Chiles Valley

Situated on the eastern side of the Vaca Mountain range, the Chiles Valley AVA is completely surrounded by mountains. Though cool thanks to the high elevation, the valley's topography traps warm air. The few wines from this AVA are full flavored as well as elegant thanks to the extended growing season created by the AVA's elevation.


Atlas Peak

The Atlas Peak AVA is situated on the western slopes of the Vaca Range and is relatively close to San Pablo Bay. The westward aspect of its vineyards exposes the vines to the midday, afternoon, and early evening sun. The long sunny days combined with the almost 30°F temperature drop between daytime and nighttime yields ripe yet balanced reds with an acidity that saves the wine from being blowsy.

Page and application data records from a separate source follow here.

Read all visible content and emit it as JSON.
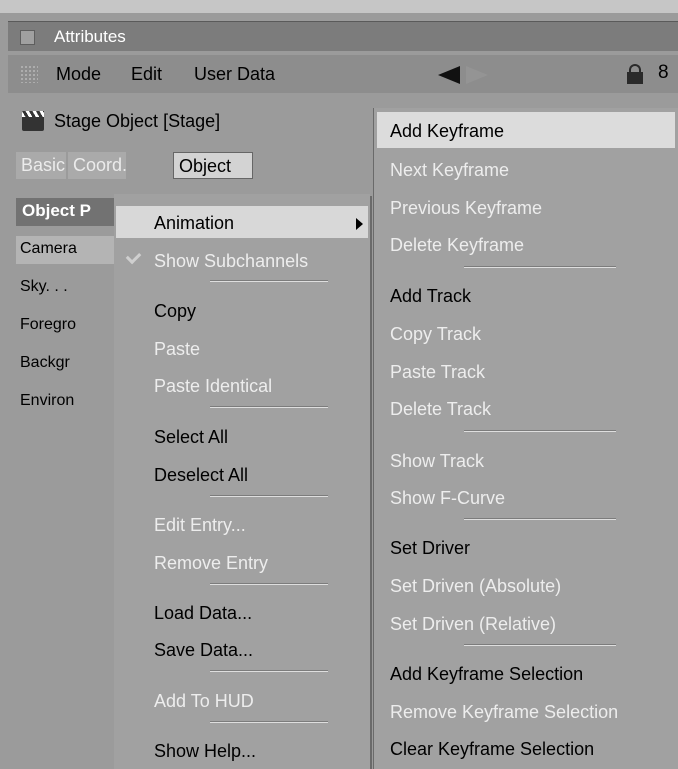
{
  "window": {
    "title": "Attributes"
  },
  "menubar": {
    "items": [
      "Mode",
      "Edit",
      "User Data"
    ],
    "glyph": "8"
  },
  "object": {
    "title": "Stage Object [Stage]"
  },
  "tabs": {
    "basic": "Basic",
    "coord": "Coord.",
    "object": "Object"
  },
  "properties": {
    "header": "Object P",
    "rows": [
      "Camera",
      "Sky. . .",
      "Foregro",
      "Backgr",
      "Environ"
    ]
  },
  "context_menu": {
    "animation": "Animation",
    "show_subchannels": "Show Subchannels",
    "copy": "Copy",
    "paste": "Paste",
    "paste_identical": "Paste Identical",
    "select_all": "Select All",
    "deselect_all": "Deselect All",
    "edit_entry": "Edit Entry...",
    "remove_entry": "Remove Entry",
    "load_data": "Load Data...",
    "save_data": "Save Data...",
    "add_to_hud": "Add To HUD",
    "show_help": "Show Help..."
  },
  "animation_submenu": {
    "add_keyframe": "Add Keyframe",
    "next_keyframe": "Next Keyframe",
    "previous_keyframe": "Previous Keyframe",
    "delete_keyframe": "Delete Keyframe",
    "add_track": "Add Track",
    "copy_track": "Copy Track",
    "paste_track": "Paste Track",
    "delete_track": "Delete Track",
    "show_track": "Show Track",
    "show_fcurve": "Show F-Curve",
    "set_driver": "Set Driver",
    "set_driven_absolute": "Set Driven (Absolute)",
    "set_driven_relative": "Set Driven (Relative)",
    "add_keyframe_selection": "Add Keyframe Selection",
    "remove_keyframe_selection": "Remove Keyframe Selection",
    "clear_keyframe_selection": "Clear Keyframe Selection"
  },
  "colors": {
    "background": "#9b9b9b",
    "titlebar": "#7c7c7c",
    "menu_highlight": "#d8d8d8",
    "disabled_text": "#ededed"
  }
}
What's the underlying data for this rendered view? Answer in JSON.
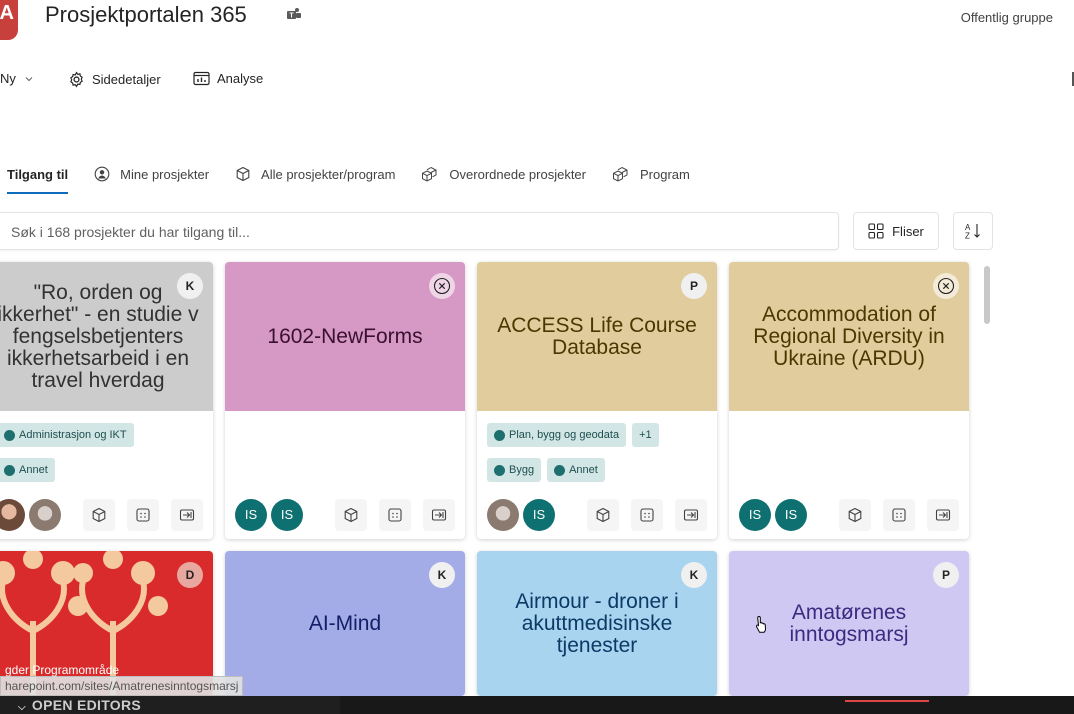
{
  "header": {
    "logo_letter": "A",
    "site_title": "Prosjektportalen 365",
    "visibility": "Offentlig gruppe"
  },
  "commandbar": {
    "new_label": "Ny",
    "details_label": "Sidedetaljer",
    "analytics_label": "Analyse"
  },
  "tabs": [
    {
      "label": "Tilgang til",
      "icon": "none",
      "active": true
    },
    {
      "label": "Mine prosjekter",
      "icon": "person-circle-icon"
    },
    {
      "label": "Alle prosjekter/program",
      "icon": "cube-icon"
    },
    {
      "label": "Overordnede prosjekter",
      "icon": "cubes-icon"
    },
    {
      "label": "Program",
      "icon": "cubes-icon"
    }
  ],
  "search": {
    "placeholder": "Søk i 168 prosjekter du har tilgang til..."
  },
  "view_button_label": "Fliser",
  "cards": [
    {
      "title": "\"Ro, orden og sikkerhet\" - en studie av fengselsbetjenters sikkerhetsarbeid i en travel hverdag",
      "title_visible": "\"Ro, orden og ikkerhet\" - en studie v fengselsbetjenters ikkerhetsarbeid i en travel hverdag",
      "badge": "K",
      "tags": [
        "Administrasjon og IKT",
        "Annet"
      ],
      "avatars": [
        "photo",
        "photo"
      ],
      "color": "#cccccc",
      "text_color": "#323232"
    },
    {
      "title": "1602-NewForms",
      "badge": "close",
      "tags": [],
      "avatars": [
        "IS",
        "IS"
      ],
      "color": "#d698c4",
      "text_color": "#3a1030"
    },
    {
      "title": "ACCESS Life Course Database",
      "badge": "P",
      "tags": [
        "Plan, bygg og geodata",
        "+1",
        "Bygg",
        "Annet"
      ],
      "avatars": [
        "photo",
        "IS"
      ],
      "color": "#e0cc9c",
      "text_color": "#4a3800"
    },
    {
      "title": "Accommodation of Regional Diversity in Ukraine (ARDU)",
      "badge": "close",
      "tags": [],
      "avatars": [
        "IS",
        "IS"
      ],
      "color": "#e0cc9c",
      "text_color": "#4a3800"
    },
    {
      "title": "",
      "badge": "D",
      "color": "#d92b2b"
    },
    {
      "title": "AI-Mind",
      "badge": "K",
      "color": "#a4ace8",
      "text_color": "#141e66"
    },
    {
      "title": "Airmour - droner i akuttmedisinske tjenester",
      "badge": "K",
      "color": "#a8d4f0",
      "text_color": "#0b3a66"
    },
    {
      "title": "Amatørenes inntogsmarsj",
      "badge": "P",
      "color": "#cfc8f2",
      "text_color": "#3c2a80"
    }
  ],
  "status_overlay": {
    "program_label": "gder Programområde",
    "url_tooltip": "harepoint.com/sites/Amatrenesinntogsmarsj",
    "bottom_panel": "OPEN EDITORS"
  }
}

Directly east of Napa city and with a wide range of elevations, Coombsville is known for its cooler, marine influenced climate. Historically known for its pinot noirs and chardonnays, this nested AVA sees later harvests of ripe fruit with soft tannins, moderate alcohol levels, refreshing acidity, with both red and black fruit flavors.


Wild Horse Valley

Located in the southern section of the valley and just east of Coombsville, and therefore close to San Pablo Bay, the Wild Horse Valley AVA is, like Los Carneros, a cool growing area. Chardonnay and pinot noir rather than cabernet sauvignon thrive. The AVA's wines are ripe and especially vibrant due to more elevated acidities.


Napa Valley Winegrowing Regions